The trumpet apple leafminer, Tischeria malifoliella Clem., is a small moth, the larva of which constructs a mine or cell beneath the upper epidermis of the leaf. The characteristic trumpet-shaped appearance of the larval mine has given this insect its common name.
It feeds upon different species of Malus, including all varieties of apple, and also Crataegus or wild haw, and with its increase as a pest becomes a serious menace to profitable apple production. In severe cases of infestation, the leaf may support as many as 68 larvae, the feeding tunnels of which combine in one large irregular blotch mine involving and killing a large portion of the leaf or even the entire leaf. Defoliation may then result, followed by premature, undersized fruit and a lessened vitality of the tree.
Dunnam, E. W.
"The Apple Trumpet Leafminer,"
Bulletin: Vol. 18

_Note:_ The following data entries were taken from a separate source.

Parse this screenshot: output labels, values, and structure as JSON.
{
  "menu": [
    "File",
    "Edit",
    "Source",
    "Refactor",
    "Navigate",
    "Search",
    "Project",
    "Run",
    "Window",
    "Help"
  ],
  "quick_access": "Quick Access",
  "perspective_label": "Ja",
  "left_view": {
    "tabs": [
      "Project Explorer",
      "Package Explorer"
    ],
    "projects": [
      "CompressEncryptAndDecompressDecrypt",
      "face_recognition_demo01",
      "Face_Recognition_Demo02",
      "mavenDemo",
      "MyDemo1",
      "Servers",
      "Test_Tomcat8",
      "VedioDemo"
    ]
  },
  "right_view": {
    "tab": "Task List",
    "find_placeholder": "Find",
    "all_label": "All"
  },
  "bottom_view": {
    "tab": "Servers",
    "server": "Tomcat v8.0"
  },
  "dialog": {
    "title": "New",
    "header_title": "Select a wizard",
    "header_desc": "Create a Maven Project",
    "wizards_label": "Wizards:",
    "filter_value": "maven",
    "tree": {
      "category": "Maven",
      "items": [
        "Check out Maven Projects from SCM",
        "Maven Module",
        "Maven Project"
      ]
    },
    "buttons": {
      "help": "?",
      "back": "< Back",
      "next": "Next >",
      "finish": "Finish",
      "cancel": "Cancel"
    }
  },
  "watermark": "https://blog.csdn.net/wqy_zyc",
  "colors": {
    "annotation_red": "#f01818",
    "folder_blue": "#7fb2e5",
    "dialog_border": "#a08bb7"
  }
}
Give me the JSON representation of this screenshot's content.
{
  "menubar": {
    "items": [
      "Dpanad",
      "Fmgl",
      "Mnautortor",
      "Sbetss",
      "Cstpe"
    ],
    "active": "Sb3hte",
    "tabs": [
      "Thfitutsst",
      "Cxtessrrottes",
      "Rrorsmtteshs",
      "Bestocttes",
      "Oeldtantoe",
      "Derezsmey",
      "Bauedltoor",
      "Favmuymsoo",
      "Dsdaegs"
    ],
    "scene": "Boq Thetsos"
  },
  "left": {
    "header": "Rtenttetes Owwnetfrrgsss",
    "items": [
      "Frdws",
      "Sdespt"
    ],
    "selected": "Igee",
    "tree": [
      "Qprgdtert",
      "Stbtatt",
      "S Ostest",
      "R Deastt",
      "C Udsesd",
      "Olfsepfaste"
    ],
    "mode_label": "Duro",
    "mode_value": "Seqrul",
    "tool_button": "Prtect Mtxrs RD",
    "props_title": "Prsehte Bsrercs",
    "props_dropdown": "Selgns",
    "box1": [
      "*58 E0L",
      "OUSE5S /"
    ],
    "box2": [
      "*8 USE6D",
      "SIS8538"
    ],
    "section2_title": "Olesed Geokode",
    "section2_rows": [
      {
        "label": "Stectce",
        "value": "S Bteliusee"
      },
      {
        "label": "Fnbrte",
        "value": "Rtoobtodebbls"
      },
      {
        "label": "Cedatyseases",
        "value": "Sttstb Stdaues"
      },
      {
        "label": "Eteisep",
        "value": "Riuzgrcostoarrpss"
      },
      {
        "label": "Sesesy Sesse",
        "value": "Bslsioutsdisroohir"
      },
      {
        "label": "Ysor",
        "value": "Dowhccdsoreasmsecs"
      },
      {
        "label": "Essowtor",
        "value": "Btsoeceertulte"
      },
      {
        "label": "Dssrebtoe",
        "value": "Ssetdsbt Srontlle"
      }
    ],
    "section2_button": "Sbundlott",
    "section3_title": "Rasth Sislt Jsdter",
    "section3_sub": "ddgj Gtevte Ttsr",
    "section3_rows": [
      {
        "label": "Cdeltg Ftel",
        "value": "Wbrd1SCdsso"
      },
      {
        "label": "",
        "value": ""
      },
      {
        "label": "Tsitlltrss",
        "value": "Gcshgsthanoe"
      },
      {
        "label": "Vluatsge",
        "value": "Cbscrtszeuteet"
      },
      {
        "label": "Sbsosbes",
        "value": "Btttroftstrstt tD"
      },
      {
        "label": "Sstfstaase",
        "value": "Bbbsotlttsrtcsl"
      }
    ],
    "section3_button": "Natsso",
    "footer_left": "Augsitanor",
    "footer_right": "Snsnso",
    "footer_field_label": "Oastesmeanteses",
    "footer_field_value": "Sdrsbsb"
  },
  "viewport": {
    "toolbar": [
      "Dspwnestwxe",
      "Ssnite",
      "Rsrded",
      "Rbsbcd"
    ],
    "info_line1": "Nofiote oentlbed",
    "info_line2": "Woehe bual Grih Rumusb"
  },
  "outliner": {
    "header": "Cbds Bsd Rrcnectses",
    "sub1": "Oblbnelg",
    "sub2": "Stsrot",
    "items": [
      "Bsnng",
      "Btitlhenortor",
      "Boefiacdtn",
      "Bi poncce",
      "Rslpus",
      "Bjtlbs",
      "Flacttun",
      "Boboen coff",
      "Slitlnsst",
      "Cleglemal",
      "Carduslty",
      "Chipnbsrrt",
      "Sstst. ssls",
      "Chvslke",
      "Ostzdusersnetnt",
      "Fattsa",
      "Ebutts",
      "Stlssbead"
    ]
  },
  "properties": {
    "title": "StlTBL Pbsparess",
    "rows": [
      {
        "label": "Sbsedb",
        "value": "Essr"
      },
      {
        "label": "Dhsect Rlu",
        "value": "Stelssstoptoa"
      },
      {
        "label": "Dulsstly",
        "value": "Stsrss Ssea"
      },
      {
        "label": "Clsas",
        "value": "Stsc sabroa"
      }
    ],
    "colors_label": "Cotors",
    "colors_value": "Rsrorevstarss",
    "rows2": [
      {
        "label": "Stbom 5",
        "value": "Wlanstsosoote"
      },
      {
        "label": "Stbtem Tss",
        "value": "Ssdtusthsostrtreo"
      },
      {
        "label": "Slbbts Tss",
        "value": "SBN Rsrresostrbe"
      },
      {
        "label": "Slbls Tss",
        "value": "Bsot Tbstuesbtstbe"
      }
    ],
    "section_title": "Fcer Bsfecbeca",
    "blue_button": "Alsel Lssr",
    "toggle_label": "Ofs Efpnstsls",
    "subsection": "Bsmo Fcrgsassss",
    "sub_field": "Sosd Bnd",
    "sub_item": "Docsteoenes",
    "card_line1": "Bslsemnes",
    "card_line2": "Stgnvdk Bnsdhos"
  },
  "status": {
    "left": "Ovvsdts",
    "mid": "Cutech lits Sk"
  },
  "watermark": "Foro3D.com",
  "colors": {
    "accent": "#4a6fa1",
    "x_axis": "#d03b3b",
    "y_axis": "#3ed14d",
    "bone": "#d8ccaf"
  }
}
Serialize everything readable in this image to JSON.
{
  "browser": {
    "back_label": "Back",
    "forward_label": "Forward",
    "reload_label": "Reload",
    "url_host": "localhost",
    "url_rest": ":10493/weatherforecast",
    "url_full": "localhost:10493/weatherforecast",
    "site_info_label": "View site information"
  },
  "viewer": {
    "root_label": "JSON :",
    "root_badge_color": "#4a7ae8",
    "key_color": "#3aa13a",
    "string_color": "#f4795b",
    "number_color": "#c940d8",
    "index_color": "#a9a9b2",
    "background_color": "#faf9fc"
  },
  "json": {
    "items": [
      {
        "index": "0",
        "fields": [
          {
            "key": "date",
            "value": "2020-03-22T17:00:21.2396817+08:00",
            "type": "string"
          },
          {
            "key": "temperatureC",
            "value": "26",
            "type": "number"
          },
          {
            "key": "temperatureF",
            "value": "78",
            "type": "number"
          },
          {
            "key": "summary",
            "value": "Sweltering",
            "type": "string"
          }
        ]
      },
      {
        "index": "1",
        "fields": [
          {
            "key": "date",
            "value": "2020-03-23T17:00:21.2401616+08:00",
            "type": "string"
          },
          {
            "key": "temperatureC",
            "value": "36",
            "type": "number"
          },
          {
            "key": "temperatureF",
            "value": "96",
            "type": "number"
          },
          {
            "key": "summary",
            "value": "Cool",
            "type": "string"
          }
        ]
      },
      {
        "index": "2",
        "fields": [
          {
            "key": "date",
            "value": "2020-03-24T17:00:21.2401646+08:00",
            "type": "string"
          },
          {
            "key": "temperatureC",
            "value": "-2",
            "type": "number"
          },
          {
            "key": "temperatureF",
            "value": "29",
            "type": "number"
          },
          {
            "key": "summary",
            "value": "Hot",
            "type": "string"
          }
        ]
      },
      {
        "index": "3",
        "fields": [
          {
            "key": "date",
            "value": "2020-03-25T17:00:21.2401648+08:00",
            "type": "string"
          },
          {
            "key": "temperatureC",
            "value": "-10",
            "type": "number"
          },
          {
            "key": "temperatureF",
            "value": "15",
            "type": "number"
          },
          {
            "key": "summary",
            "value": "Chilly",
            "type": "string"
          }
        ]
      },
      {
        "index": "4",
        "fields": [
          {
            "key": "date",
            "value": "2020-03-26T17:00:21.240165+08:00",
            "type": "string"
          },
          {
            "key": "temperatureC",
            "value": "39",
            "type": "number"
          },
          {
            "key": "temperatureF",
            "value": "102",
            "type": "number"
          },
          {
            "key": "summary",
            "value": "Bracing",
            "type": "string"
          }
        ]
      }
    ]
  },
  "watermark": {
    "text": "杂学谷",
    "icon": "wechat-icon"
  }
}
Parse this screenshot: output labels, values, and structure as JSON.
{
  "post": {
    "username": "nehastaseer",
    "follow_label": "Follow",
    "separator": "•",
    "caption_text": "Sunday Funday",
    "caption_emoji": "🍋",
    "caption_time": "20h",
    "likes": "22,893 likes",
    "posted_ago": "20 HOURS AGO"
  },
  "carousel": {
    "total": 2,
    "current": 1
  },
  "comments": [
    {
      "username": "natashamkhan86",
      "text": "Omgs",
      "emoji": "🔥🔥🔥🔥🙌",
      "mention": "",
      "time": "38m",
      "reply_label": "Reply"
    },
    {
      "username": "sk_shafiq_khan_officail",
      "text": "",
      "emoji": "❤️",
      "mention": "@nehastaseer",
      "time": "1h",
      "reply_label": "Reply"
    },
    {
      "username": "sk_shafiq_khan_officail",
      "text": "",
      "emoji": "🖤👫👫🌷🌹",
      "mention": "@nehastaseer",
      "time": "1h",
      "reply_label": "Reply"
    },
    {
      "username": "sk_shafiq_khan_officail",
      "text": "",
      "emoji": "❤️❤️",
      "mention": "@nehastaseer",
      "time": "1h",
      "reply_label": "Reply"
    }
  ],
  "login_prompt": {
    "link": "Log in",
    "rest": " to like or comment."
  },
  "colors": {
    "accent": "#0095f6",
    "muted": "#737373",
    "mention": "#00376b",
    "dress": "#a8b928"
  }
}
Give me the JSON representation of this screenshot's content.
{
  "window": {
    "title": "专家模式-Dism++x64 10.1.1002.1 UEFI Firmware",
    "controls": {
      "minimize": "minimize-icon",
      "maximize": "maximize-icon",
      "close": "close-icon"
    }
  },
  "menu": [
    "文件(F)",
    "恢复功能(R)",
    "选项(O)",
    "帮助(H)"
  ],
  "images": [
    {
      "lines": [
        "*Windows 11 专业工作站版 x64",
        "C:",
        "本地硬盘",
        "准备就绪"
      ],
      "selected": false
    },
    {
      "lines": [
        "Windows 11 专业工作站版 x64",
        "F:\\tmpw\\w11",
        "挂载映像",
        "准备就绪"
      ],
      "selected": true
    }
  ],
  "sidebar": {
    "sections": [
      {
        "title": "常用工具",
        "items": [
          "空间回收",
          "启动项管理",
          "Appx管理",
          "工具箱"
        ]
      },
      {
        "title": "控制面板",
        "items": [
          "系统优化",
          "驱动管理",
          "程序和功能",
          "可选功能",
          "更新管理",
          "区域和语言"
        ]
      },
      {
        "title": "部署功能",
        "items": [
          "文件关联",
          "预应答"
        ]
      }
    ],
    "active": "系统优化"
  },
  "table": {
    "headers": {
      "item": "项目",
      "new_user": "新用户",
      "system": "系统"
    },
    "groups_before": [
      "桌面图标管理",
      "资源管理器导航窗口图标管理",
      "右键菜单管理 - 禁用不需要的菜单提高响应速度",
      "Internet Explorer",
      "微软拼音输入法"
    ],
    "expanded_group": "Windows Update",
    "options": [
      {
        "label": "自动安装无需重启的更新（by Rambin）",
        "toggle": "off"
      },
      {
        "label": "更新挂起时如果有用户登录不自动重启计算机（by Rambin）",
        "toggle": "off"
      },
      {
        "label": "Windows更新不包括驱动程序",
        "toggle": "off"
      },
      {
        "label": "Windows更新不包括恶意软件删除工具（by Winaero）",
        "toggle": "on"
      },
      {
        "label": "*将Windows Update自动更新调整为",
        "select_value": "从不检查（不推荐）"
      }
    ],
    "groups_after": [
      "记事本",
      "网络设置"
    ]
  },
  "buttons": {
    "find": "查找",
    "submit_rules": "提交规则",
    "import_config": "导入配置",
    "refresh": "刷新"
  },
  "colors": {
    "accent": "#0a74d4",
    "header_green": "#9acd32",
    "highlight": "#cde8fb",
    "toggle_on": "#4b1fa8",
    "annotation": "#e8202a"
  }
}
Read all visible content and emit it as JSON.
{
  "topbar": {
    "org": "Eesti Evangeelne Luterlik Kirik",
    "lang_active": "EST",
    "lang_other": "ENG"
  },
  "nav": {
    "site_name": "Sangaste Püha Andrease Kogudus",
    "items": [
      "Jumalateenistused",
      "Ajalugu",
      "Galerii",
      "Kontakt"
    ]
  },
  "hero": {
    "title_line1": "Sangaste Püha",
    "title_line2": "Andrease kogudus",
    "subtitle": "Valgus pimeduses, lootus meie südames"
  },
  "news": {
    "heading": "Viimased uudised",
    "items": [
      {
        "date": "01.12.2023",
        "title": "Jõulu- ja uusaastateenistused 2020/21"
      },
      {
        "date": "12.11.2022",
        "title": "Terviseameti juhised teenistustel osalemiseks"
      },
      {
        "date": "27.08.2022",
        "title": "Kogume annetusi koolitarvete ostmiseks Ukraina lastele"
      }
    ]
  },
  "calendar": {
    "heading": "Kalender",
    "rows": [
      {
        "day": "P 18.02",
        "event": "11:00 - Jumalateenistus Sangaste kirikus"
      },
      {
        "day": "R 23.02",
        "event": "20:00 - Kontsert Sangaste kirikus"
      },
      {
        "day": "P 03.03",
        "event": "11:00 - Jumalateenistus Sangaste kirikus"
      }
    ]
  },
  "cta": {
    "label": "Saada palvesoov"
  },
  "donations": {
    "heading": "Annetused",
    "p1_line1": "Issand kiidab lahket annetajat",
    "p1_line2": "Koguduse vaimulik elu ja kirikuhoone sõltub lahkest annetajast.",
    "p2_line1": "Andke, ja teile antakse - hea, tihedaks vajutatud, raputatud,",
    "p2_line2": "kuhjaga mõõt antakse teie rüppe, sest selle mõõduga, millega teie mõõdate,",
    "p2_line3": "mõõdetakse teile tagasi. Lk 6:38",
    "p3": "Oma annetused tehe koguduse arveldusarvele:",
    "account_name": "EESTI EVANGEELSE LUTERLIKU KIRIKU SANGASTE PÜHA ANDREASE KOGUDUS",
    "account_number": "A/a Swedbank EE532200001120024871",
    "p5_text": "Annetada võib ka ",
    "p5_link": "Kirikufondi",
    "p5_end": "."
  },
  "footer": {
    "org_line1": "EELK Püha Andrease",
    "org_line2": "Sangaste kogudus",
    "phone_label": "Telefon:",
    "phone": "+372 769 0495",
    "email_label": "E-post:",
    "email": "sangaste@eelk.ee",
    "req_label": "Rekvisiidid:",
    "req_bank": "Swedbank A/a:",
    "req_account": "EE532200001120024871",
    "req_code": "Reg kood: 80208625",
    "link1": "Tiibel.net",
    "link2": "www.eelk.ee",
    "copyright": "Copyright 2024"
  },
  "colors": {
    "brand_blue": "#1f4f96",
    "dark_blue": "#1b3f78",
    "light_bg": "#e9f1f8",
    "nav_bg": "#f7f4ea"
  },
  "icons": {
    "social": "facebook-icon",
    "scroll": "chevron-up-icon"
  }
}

, Article 1.
Available at: https://lib.dr.iastate.edu/bulletin/vol18/iss220/1